(GIVEN RECORDS Opens)

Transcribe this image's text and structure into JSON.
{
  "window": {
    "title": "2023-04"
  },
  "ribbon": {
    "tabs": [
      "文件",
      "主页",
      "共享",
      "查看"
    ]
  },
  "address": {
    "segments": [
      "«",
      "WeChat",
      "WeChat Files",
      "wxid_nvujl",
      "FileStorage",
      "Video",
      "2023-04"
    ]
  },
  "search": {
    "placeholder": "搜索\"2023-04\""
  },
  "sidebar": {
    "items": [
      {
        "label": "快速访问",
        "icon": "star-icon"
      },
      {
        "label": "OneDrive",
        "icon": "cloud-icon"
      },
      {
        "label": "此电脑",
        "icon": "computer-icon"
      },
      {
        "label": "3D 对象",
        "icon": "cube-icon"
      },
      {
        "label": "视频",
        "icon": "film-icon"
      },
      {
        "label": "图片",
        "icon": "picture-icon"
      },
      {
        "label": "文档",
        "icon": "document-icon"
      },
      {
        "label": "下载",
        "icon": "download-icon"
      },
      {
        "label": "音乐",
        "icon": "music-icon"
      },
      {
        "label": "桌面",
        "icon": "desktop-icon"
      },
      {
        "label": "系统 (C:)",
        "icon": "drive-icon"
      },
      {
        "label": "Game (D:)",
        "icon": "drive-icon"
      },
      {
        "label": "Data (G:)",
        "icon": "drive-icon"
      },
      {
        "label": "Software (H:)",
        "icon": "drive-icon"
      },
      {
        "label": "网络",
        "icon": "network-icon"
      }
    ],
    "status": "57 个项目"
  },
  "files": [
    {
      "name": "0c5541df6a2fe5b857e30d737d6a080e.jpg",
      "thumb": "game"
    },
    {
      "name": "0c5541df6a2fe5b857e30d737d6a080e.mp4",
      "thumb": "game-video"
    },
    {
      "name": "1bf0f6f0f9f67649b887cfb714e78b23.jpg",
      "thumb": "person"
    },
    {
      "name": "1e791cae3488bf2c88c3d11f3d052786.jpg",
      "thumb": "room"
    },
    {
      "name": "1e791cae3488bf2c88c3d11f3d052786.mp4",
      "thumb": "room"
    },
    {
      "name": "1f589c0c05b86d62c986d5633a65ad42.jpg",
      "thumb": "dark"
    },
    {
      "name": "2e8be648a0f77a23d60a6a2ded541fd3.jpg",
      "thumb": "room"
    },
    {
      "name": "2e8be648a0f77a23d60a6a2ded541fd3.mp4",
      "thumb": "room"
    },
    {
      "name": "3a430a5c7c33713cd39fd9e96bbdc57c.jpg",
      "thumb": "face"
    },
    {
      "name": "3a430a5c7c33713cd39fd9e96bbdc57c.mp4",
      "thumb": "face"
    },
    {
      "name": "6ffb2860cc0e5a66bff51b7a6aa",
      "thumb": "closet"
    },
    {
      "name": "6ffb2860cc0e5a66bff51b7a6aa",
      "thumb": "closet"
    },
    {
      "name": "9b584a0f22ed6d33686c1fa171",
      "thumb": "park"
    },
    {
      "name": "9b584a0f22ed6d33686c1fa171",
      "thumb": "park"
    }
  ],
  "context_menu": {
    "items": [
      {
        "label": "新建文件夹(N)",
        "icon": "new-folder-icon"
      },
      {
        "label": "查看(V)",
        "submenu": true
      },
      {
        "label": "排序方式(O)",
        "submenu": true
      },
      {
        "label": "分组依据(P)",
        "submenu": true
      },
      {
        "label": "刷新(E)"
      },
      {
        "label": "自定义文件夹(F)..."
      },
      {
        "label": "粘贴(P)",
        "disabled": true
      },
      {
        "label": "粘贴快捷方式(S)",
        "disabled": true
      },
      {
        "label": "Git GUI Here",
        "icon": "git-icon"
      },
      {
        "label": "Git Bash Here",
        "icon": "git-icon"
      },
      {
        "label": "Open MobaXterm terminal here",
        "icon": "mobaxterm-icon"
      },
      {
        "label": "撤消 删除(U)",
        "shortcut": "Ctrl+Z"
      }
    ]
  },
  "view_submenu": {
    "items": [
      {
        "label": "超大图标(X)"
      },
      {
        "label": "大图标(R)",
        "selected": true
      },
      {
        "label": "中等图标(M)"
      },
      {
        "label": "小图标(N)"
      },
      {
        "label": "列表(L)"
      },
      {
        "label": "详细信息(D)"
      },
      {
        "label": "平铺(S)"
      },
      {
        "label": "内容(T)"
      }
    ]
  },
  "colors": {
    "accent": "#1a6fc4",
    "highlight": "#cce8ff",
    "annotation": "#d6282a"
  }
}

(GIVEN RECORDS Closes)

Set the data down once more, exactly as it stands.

** OUTPUT BELOW **
Transcribe this image's text and structure into JSON.
{
  "window": {
    "title": "2023-04"
  },
  "ribbon": {
    "tabs": [
      "文件",
      "主页",
      "共享",
      "查看"
    ]
  },
  "address": {
    "segments": [
      "«",
      "WeChat",
      "WeChat Files",
      "wxid_nvujl",
      "FileStorage",
      "Video",
      "2023-04"
    ]
  },
  "search": {
    "placeholder": "搜索\"2023-04\""
  },
  "sidebar": {
    "items": [
      {
        "label": "快速访问",
        "icon": "star-icon"
      },
      {
        "label": "OneDrive",
        "icon": "cloud-icon"
      },
      {
        "label": "此电脑",
        "icon": "computer-icon"
      },
      {
        "label": "3D 对象",
        "icon": "cube-icon"
      },
      {
        "label": "视频",
        "icon": "film-icon"
      },
      {
        "label": "图片",
        "icon": "picture-icon"
      },
      {
        "label": "文档",
        "icon": "document-icon"
      },
      {
        "label": "下载",
        "icon": "download-icon"
      },
      {
        "label": "音乐",
        "icon": "music-icon"
      },
      {
        "label": "桌面",
        "icon": "desktop-icon"
      },
      {
        "label": "系统 (C:)",
        "icon": "drive-icon"
      },
      {
        "label": "Game (D:)",
        "icon": "drive-icon"
      },
      {
        "label": "Data (G:)",
        "icon": "drive-icon"
      },
      {
        "label": "Software (H:)",
        "icon": "drive-icon"
      },
      {
        "label": "网络",
        "icon": "network-icon"
      }
    ],
    "status": "57 个项目"
  },
  "files": [
    {
      "name": "0c5541df6a2fe5b857e30d737d6a080e.jpg",
      "thumb": "game"
    },
    {
      "name": "0c5541df6a2fe5b857e30d737d6a080e.mp4",
      "thumb": "game-video"
    },
    {
      "name": "1bf0f6f0f9f67649b887cfb714e78b23.jpg",
      "thumb": "person"
    },
    {
      "name": "1e791cae3488bf2c88c3d11f3d052786.jpg",
      "thumb": "room"
    },
    {
      "name": "1e791cae3488bf2c88c3d11f3d052786.mp4",
      "thumb": "room"
    },
    {
      "name": "1f589c0c05b86d62c986d5633a65ad42.jpg",
      "thumb": "dark"
    },
    {
      "name": "2e8be648a0f77a23d60a6a2ded541fd3.jpg",
      "thumb": "room"
    },
    {
      "name": "2e8be648a0f77a23d60a6a2ded541fd3.mp4",
      "thumb": "room"
    },
    {
      "name": "3a430a5c7c33713cd39fd9e96bbdc57c.jpg",
      "thumb": "face"
    },
    {
      "name": "3a430a5c7c33713cd39fd9e96bbdc57c.mp4",
      "thumb": "face"
    },
    {
      "name": "6ffb2860cc0e5a66bff51b7a6aa",
      "thumb": "closet"
    },
    {
      "name": "6ffb2860cc0e5a66bff51b7a6aa",
      "thumb": "closet"
    },
    {
      "name": "9b584a0f22ed6d33686c1fa171",
      "thumb": "park"
    },
    {
      "name": "9b584a0f22ed6d33686c1fa171",
      "thumb": "park"
    }
  ],
  "context_menu": {
    "items": [
      {
        "label": "新建文件夹(N)",
        "icon": "new-folder-icon"
      },
      {
        "label": "查看(V)",
        "submenu": true
      },
      {
        "label": "排序方式(O)",
        "submenu": true
      },
      {
        "label": "分组依据(P)",
        "submenu": true
      },
      {
        "label": "刷新(E)"
      },
      {
        "label": "自定义文件夹(F)..."
      },
      {
        "label": "粘贴(P)",
        "disabled": true
      },
      {
        "label": "粘贴快捷方式(S)",
        "disabled": true
      },
      {
        "label": "Git GUI Here",
        "icon": "git-icon"
      },
      {
        "label": "Git Bash Here",
        "icon": "git-icon"
      },
      {
        "label": "Open MobaXterm terminal here",
        "icon": "mobaxterm-icon"
      },
      {
        "label": "撤消 删除(U)",
        "shortcut": "Ctrl+Z"
      }
    ]
  },
  "view_submenu": {
    "items": [
      {
        "label": "超大图标(X)"
      },
      {
        "label": "大图标(R)",
        "selected": true
      },
      {
        "label": "中等图标(M)"
      },
      {
        "label": "小图标(N)"
      },
      {
        "label": "列表(L)"
      },
      {
        "label": "详细信息(D)"
      },
      {
        "label": "平铺(S)"
      },
      {
        "label": "内容(T)"
      }
    ]
  },
  "colors": {
    "accent": "#1a6fc4",
    "highlight": "#cce8ff",
    "annotation": "#d6282a"
  }
}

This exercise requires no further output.